The dig command (Domain Information Groper) is a versatile tool for querying DNS (Domain Name System) servers. It is used to fetch DNS information and troubleshoot DNS-related issues, making it invaluable for network administrators and IT professionals. dig is known for its flexibility, allowing users to get detailed information about various DNS records including A (addresses), MX (mail exchanges), NS (name servers), and more.


The basic syntax of the dig command is as follows:

dig [@server] [domain] [query-type] [options]
  • @server: Optional. Specifies the DNS server to query. If omitted, dig uses the system’s default DNS server.
  • domain: The domain name for which DNS information is requested.
  • query-type: Optional. Specifies the type of DNS record to retrieve (e.g., A, MX, NS). If omitted, A is assumed.
  • options: Optional. Modifiers that alter the behavior of the command or format of the output.


Here are some commonly used options and flags in dig:

  • +short: Provides a shorter, concise output.
  • +noall +answer: Shows only the answer section of the query.
  • -x: Performs a reverse lookup (IP to host).
  • +trace: Traces the path of the DNS resolution from the root DNS servers downward.
  • +cmd: Displays the original command on the output.
  • +stats: Provides detailed statistics about the query.

Each option modifies the output or the way queries are performed, providing flexibility depending on the user’s needs.


  1. Basic DNS Query:

    dig example.com

    This command retrieves the A record for example.com.

  2. Query Specific DNS Record Type:

    dig example.com MX +noall +answer

    Fetches the MX records for example.com displaying only the answer section.

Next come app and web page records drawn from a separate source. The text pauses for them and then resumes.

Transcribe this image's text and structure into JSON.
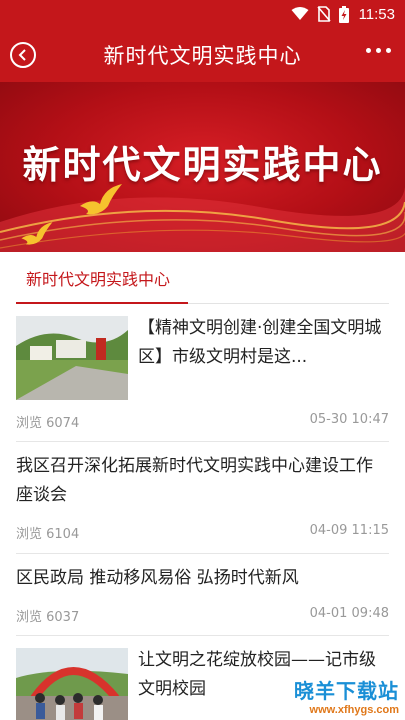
{
  "status_bar": {
    "time": "11:53"
  },
  "header": {
    "title": "新时代文明实践中心"
  },
  "banner": {
    "title": "新时代文明实践中心"
  },
  "tabs": [
    {
      "label": "新时代文明实践中心",
      "active": true
    }
  ],
  "news": [
    {
      "title": "【精神文明创建·创建全国文明城区】市级文明村是这...",
      "views": "浏览 6074",
      "date": "05-30 10:47",
      "has_image": true
    },
    {
      "title": "我区召开深化拓展新时代文明实践中心建设工作座谈会",
      "views": "浏览 6104",
      "date": "04-09 11:15",
      "has_image": false
    },
    {
      "title": "区民政局 推动移风易俗 弘扬时代新风",
      "views": "浏览 6037",
      "date": "04-01 09:48",
      "has_image": false
    },
    {
      "title": "让文明之花绽放校园——记市级文明校园",
      "has_image": true
    }
  ],
  "watermark": {
    "name": "晓羊下载站",
    "url": "www.xfhygs.com"
  },
  "colors": {
    "brand_red": "#c4171b",
    "meta_gray": "#999999"
  }
}
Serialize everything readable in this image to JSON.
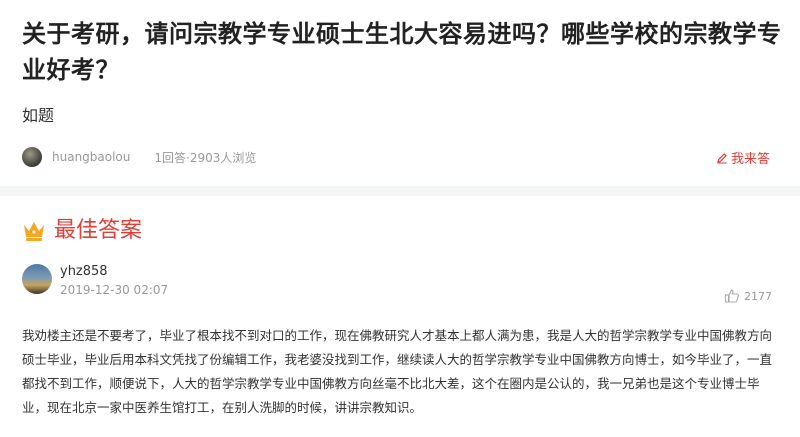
{
  "question": {
    "title": "关于考研，请问宗教学专业硕士生北大容易进吗？哪些学校的宗教学专业好考？",
    "description": "如题",
    "user": "huangbaolou",
    "stats": "1回答·2903人浏览",
    "answer_button": "我来答"
  },
  "best_answer": {
    "heading": "最佳答案",
    "author": "yhz858",
    "date": "2019-12-30 02:07",
    "likes": "2177",
    "text": "我劝楼主还是不要考了，毕业了根本找不到对口的工作，现在佛教研究人才基本上都人满为患，我是人大的哲学宗教学专业中国佛教方向硕士毕业，毕业后用本科文凭找了份编辑工作，我老婆没找到工作，继续读人大的哲学宗教学专业中国佛教方向博士，如今毕业了，一直都找不到工作，顺便说下，人大的哲学宗教学专业中国佛教方向丝毫不比北大差，这个在圈内是公认的，我一兄弟也是这个专业博士毕业，现在北京一家中医养生馆打工，在别人洗脚的时候，讲讲宗教知识。"
  },
  "colors": {
    "accent": "#e23e36",
    "muted": "#999999",
    "background": "#f4f5f5"
  },
  "icons": {
    "answer": "pencil-icon",
    "best": "crown-icon",
    "like": "thumbs-up-icon"
  }
}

  3. Query with Specific DNS Server:

    dig @ example.com

    Queries the DNS information of example.com using the Google DNS server (

  4. Reverse DNS Lookup:

    dig -x +short

    Performs a reverse lookup on the IP address, returning the associated hostname.

Common Issues

  • Timeouts or No Response: Can occur if the DNS server is unreachable or slow. Use a different DNS server with the @server option.
  • Incomplete or Unexpected Results: Ensure correct query types or options. Typos or incorrect syntax can lead to unexpected outcomes.
  • Network Errors: Ensure network connectivity and permissions for querying DNS servers, especially on restricted networks.


dig can be combined with other shell commands for more complex tasks:

for domain in $(cat domains.txt); do
    dig $domain A +short >> results.txt

This script queries the A records for domains listed in domains.txt and writes the results to results.txt.

  • nslookup: Another tool for DNS querying. Less flexible but included in many operating systems by default.
  • host: A simple utility for performing DNS lookups.

For more detailed information, refer to the official BIND 9 documentation, which includes extensive details about dig and other DNS tools.